by George Jepson
Tall Ships Books
Britain has been at war
with France for nearly a decade when the Peace of Amiens is signed
on 25 March 1802. The public is worn out from the costly war.
Prime Minister Addington reduces the Royal Navy, along with the
British army, to curb the financial drain.
At the same time, Napoleon Bonaparte is
elected First Consul of France for life, and begins to build up
the French military. War is once again on the horizon.
As the Peace of Amiens ends, Britain
declares war on France on 18 May 1803. It is an opportunity for
British naval officers like Lieutenant Nathan Beauchamp, who is
recalled to England from Jamaica by the Admiralty.
Nate has missed the packet, so must return as
first officer in the Brig HMS Sampson, which is
severely damaged during a storm after leaving
Kingston. As the Sampson struggles to stay afloat,
a lookout spies an approaching French ship, the
privateer cutter Bateuse.
Employing a ruse of war, the Sampson surprises

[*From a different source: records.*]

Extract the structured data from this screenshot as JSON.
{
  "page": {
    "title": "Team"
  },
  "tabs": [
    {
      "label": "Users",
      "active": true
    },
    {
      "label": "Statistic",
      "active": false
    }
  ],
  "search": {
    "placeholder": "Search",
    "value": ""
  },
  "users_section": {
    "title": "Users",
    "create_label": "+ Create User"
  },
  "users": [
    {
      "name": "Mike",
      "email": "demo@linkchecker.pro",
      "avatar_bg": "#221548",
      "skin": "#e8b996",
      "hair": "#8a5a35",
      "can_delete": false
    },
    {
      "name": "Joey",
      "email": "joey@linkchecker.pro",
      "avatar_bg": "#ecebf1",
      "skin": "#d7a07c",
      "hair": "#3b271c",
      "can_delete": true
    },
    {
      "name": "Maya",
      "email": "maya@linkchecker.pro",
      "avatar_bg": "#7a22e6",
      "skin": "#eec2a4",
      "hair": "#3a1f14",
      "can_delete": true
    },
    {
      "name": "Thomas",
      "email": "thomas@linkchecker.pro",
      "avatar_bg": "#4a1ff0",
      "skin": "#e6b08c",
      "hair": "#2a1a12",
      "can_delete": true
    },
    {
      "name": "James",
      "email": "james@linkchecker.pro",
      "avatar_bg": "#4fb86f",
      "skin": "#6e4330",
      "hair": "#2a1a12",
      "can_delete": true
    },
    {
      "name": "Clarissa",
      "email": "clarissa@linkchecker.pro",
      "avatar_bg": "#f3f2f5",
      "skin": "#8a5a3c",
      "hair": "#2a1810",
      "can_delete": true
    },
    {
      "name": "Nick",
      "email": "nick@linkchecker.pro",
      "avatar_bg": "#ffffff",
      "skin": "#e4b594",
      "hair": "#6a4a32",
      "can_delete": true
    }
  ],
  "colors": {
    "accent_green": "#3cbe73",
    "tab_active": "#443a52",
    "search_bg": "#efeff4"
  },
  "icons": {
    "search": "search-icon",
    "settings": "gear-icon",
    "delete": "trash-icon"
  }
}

the Frenchman, and in a boarding action takes the
privateer as a prize. With the Sampson taking on
more water, and her captain lying wounded, Nate
shifts the Samson's and passengers to the Bateuse,
and assumes command of the cutter.
O’Steen is an avid student of the British Royal Navy during the
Napoleonic Wars, which led to the creation of the Nathan Beauchamp
" I have attempted to provide the
reader with a fast-paced, action-filled sea story," says
And in this he is successful, as
Lieutenant Nathan Beauchamp makes his debut.
Under Nate's command, a privateer island
encampment is discovered and attacked, resulting in the capture of
the renegade leader Roseau. Roseau’s ship, the Vipere, formerly
a Royal Navy vessel, is taken back into the King’s service as a
prize. Her original name - HMS Falcon is restored.
Through an agreement arranged by
politicians, Roseau is returned to the French in exchange for an
influential Kingston plantation owner. Roseau soon takes up his
old trade. And Nate is summoned to Admiral Skinner’s day-cabin
on board HMS Lion in Kingston Harbor, where he is asked to
‘volunteer’ for a ‘special assignment’.
Review By George Jepson of
Tall Ships Books